Most depicted things in the Collection

Wikidata has also helped to enrich the data for the collection by connecting our data with additional external data. So we can do things like fetch coordinates for places that are tagged in the collection. The coordinate data has also been shared with People's Collection so that the images appear on their map viewer.

Places depicted in the Collection on an interactive map

Elena Gruffudd, People’s Collection Wales

In this somewhat surreal world of social distancing that we are living in today, this seaside image by Martin Ridley of children at Tenby beach with St Catherine’s Island in the background offers a welcome breath of fresh air.


I am amazed by how clear Martin Ridley’s images are. They offer us a glimpse of what life was like in Wales over a century ago and you can really see the details on clothing – like the girls’ hats. His photographs take you in, and in an instant you are in the middle of the hustle and bustle of Commercial Street, Newport, side-stepping the people on the pavement. And you can nearly hear the bubbly chat of the women returning from their stroll on Cliff Walk, Penarth.

How did these four children in their Sunday best come to be at Tenby in 1905 – was it a Sunday School trip, or a family picnic perhaps?

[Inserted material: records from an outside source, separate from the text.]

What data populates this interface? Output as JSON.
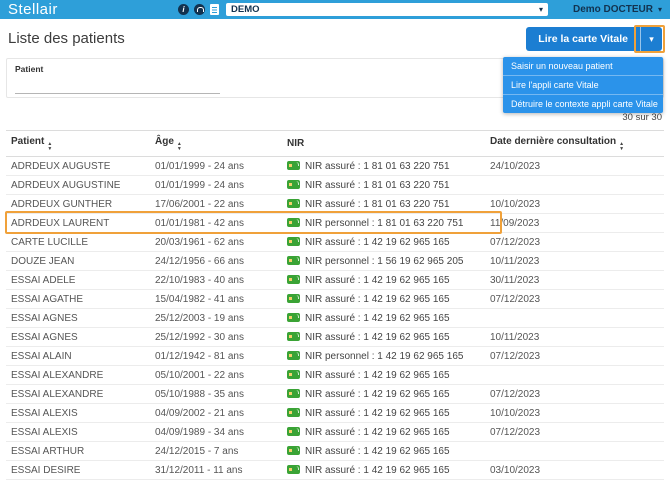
{
  "topbar": {
    "brand": "Stellair",
    "env_value": "DEMO",
    "user_name": "Demo DOCTEUR"
  },
  "page": {
    "title": "Liste des patients",
    "read_vitale_button": "Lire la carte Vitale",
    "dropdown_menu": {
      "items": [
        "Saisir un nouveau patient",
        "Lire l'appli carte Vitale",
        "Détruire le contexte appli carte Vitale"
      ]
    },
    "filter": {
      "label": "Patient",
      "value": ""
    },
    "result_count": "30 sur 30"
  },
  "table": {
    "columns": [
      {
        "label": "Patient",
        "sortable": true
      },
      {
        "label": "Âge",
        "sortable": true
      },
      {
        "label": "NIR",
        "sortable": false
      },
      {
        "label": "Date dernière consultation",
        "sortable": true
      }
    ],
    "rows": [
      {
        "patient": "ADRDEUX AUGUSTE",
        "age": "01/01/1999 - 24 ans",
        "nir": "NIR assuré : 1 81 01 63 220 751",
        "date": "24/10/2023",
        "highlighted": false
      },
      {
        "patient": "ADRDEUX AUGUSTINE",
        "age": "01/01/1999 - 24 ans",
        "nir": "NIR assuré : 1 81 01 63 220 751",
        "date": "",
        "highlighted": false
      },
      {
        "patient": "ADRDEUX GUNTHER",
        "age": "17/06/2001 - 22 ans",
        "nir": "NIR assuré : 1 81 01 63 220 751",
        "date": "10/10/2023",
        "highlighted": false
      },
      {
        "patient": "ADRDEUX LAURENT",
        "age": "01/01/1981 - 42 ans",
        "nir": "NIR personnel : 1 81 01 63 220 751",
        "date": "11/09/2023",
        "highlighted": true
      },
      {
        "patient": "CARTE LUCILLE",
        "age": "20/03/1961 - 62 ans",
        "nir": "NIR assuré : 1 42 19 62 965 165",
        "date": "07/12/2023",
        "highlighted": false
      },
      {
        "patient": "DOUZE JEAN",
        "age": "24/12/1956 - 66 ans",
        "nir": "NIR personnel : 1 56 19 62 965 205",
        "date": "10/11/2023",
        "highlighted": false
      },
      {
        "patient": "ESSAI ADELE",
        "age": "22/10/1983 - 40 ans",
        "nir": "NIR assuré : 1 42 19 62 965 165",
        "date": "30/11/2023",
        "highlighted": false
      },
      {
        "patient": "ESSAI AGATHE",
        "age": "15/04/1982 - 41 ans",
        "nir": "NIR assuré : 1 42 19 62 965 165",
        "date": "07/12/2023",
        "highlighted": false
      },
      {
        "patient": "ESSAI AGNES",
        "age": "25/12/2003 - 19 ans",
        "nir": "NIR assuré : 1 42 19 62 965 165",
        "date": "",
        "highlighted": false
      },
      {
        "patient": "ESSAI AGNES",
        "age": "25/12/1992 - 30 ans",
        "nir": "NIR assuré : 1 42 19 62 965 165",
        "date": "10/11/2023",
        "highlighted": false
      },
      {
        "patient": "ESSAI ALAIN",
        "age": "01/12/1942 - 81 ans",
        "nir": "NIR personnel : 1 42 19 62 965 165",
        "date": "07/12/2023",
        "highlighted": false
      },
      {
        "patient": "ESSAI ALEXANDRE",
        "age": "05/10/2001 - 22 ans",
        "nir": "NIR assuré : 1 42 19 62 965 165",
        "date": "",
        "highlighted": false
      },
      {
        "patient": "ESSAI ALEXANDRE",
        "age": "05/10/1988 - 35 ans",
        "nir": "NIR assuré : 1 42 19 62 965 165",
        "date": "07/12/2023",
        "highlighted": false
      },
      {
        "patient": "ESSAI ALEXIS",
        "age": "04/09/2002 - 21 ans",
        "nir": "NIR assuré : 1 42 19 62 965 165",
        "date": "10/10/2023",
        "highlighted": false
      },
      {
        "patient": "ESSAI ALEXIS",
        "age": "04/09/1989 - 34 ans",
        "nir": "NIR assuré : 1 42 19 62 965 165",
        "date": "07/12/2023",
        "highlighted": false
      },
      {
        "patient": "ESSAI ARTHUR",
        "age": "24/12/2015 - 7 ans",
        "nir": "NIR assuré : 1 42 19 62 965 165",
        "date": "",
        "highlighted": false
      },
      {
        "patient": "ESSAI DESIRE",
        "age": "31/12/2011 - 11 ans",
        "nir": "NIR assuré : 1 42 19 62 965 165",
        "date": "03/10/2023",
        "highlighted": false
      }
    ]
  },
  "colors": {
    "topbar_blue": "#2e9fd9",
    "primary_button_blue": "#1c7ed2",
    "menu_blue": "#2b93ea",
    "annotation_orange": "#f0a13a",
    "vitale_green": "#3aa335",
    "navy_text": "#12324f"
  }
}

Ridley has captured more informal gatherings at beaches, such as the image of Penarth beach which creates a great sense of occasion. However, I am drawn back to the children at Tenby beach; frocks have been hitched up and trousers rolled as they stand, pensive, swamped by the sea around them, tide coming in. I cannot help thinking about my children when they were young, never standing still long enough for their photo to be taken on the beach, as they were usually galloping towards the waves, squealing! And here we have these four children, who have ventured carefully to the sea with Martin Ridley’s tripod in the water with them, most likely; what a stark contrast.

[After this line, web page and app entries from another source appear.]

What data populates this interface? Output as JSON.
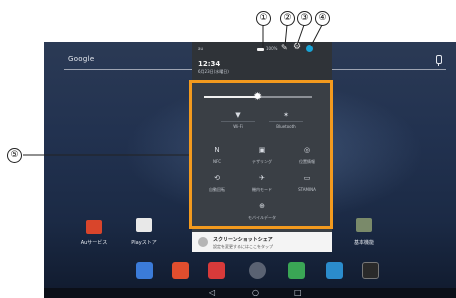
{
  "home": {
    "search_label": "Google",
    "apps": [
      {
        "label": "Auサービス",
        "icon": "au-services-icon"
      },
      {
        "label": "Playストア",
        "icon": "play-store-icon"
      },
      {
        "label": "基本機能",
        "icon": "basic-functions-icon"
      }
    ],
    "dock_icons": [
      "browser-icon",
      "mail-icon",
      "contacts-icon",
      "app-drawer-icon",
      "maps-icon",
      "tv-icon",
      "camera-icon"
    ]
  },
  "navbar": {
    "back": "◁",
    "home": "○",
    "recents": "□"
  },
  "shade": {
    "carrier": "au",
    "battery_text": "100%",
    "time": "12:34",
    "date": "6月23日(水曜日)",
    "brightness_fraction": 0.5,
    "tiles": [
      {
        "label": "Wi-Fi",
        "glyph": "▼"
      },
      {
        "label": "Bluetooth",
        "glyph": "✶"
      },
      {
        "label": "NFC",
        "glyph": "N"
      },
      {
        "label": "テザリング",
        "glyph": "▣"
      },
      {
        "label": "位置情報",
        "glyph": "◎"
      },
      {
        "label": "自動回転",
        "glyph": "⟲"
      },
      {
        "label": "機内モード",
        "glyph": "✈"
      },
      {
        "label": "STAMINA",
        "glyph": "▭"
      },
      {
        "label": "モバイルデータ",
        "glyph": "⊕"
      }
    ]
  },
  "notification": {
    "title": "スクリーンショットシェア",
    "text": "設定を変更するにはここをタップ"
  },
  "callouts": {
    "c1": "①",
    "c2": "②",
    "c3": "③",
    "c4": "④",
    "c5": "⑤"
  },
  "colors": {
    "highlight": "#f39a1e",
    "user_icon": "#18a4d6"
  }
}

Behind them is St Catherine’s Island, which has an interesting history. For many centuries, the only building on the island was a church whose ruins were demolished when the Palmerston Fort was built – seen here in Martin Ridley’s picture. This fortress was completed in the 1870s following orders by Lord Palmerston who was keen to ensure that the Royal Dock Yard in Pembroke Dock and the anchorage at Milford Haven were defended against what was perceived at the time as a real threat from the Emperor Napoleon III of France’s men. At low tide you can walk over to this little island, from Castle Beach – the view from the top of the cliffs towards the colourful port is well worth the climb.

As difficult as it may be at this point to imagine what life will be like when the COVID 19 restrictions are lifted, we will eventually be able to embrace our freedom once again, leave our forts, taste the sea air as we roam beaches in Pembrokeshire and, most important of all, share a smile face-to-face.

Two hundred images from Martin Ridley’s collection have already been shared on People’s Collection Wales website, and a further six hundred images from this enigmatic photographer will be shared with you over the coming weeks and months. If you have a favourite image, leave a comment and let us know.

Elena Gruffudd's picture